• [What the task requires] Reproduce all entries verbatim, with nothing added or dropped.

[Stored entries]
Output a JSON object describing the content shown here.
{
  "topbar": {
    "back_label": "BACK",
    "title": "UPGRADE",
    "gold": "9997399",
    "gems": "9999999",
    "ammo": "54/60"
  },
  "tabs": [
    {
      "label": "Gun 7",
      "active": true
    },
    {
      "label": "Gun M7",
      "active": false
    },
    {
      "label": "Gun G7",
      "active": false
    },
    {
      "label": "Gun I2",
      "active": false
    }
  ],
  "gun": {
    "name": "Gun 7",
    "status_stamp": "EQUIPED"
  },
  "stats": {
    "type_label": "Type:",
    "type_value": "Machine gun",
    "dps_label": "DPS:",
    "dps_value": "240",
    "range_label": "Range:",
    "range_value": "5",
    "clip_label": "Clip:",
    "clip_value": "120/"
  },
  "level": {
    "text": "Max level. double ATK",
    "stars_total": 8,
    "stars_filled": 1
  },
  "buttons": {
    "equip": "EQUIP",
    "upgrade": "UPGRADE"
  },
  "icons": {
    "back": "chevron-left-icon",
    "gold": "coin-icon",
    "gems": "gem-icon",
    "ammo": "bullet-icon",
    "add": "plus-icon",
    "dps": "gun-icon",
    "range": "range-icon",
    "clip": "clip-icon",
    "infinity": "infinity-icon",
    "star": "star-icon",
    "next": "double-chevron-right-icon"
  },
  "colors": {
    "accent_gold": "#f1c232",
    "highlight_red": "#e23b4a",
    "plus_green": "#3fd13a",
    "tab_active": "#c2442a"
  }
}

• [Exercise answer]
Output a JSON object describing the content shown here.
{
  "topbar": {
    "back_label": "BACK",
    "title": "UPGRADE",
    "gold": "9997399",
    "gems": "9999999",
    "ammo": "54/60"
  },
  "tabs": [
    {
      "label": "Gun 7",
      "active": true
    },
    {
      "label": "Gun M7",
      "active": false
    },
    {
      "label": "Gun G7",
      "active": false
    },
    {
      "label": "Gun I2",
      "active": false
    }
  ],
  "gun": {
    "name": "Gun 7",
    "status_stamp": "EQUIPED"
  },
  "stats": {
    "type_label": "Type:",
    "type_value": "Machine gun",
    "dps_label": "DPS:",
    "dps_value": "240",
    "range_label": "Range:",
    "range_value": "5",
    "clip_label": "Clip:",
    "clip_value": "120/"
  },
  "level": {
    "text": "Max level. double ATK",
    "stars_total": 8,
    "stars_filled": 1
  },
  "buttons": {
    "equip": "EQUIP",
    "upgrade": "UPGRADE"
  },
  "icons": {
    "back": "chevron-left-icon",
    "gold": "coin-icon",
    "gems": "gem-icon",
    "ammo": "bullet-icon",
    "add": "plus-icon",
    "dps": "gun-icon",
    "range": "range-icon",
    "clip": "clip-icon",
    "infinity": "infinity-icon",
    "star": "star-icon",
    "next": "double-chevron-right-icon"
  },
  "colors": {
    "accent_gold": "#f1c232",
    "highlight_red": "#e23b4a",
    "plus_green": "#3fd13a",
    "tab_active": "#c2442a"
  }
}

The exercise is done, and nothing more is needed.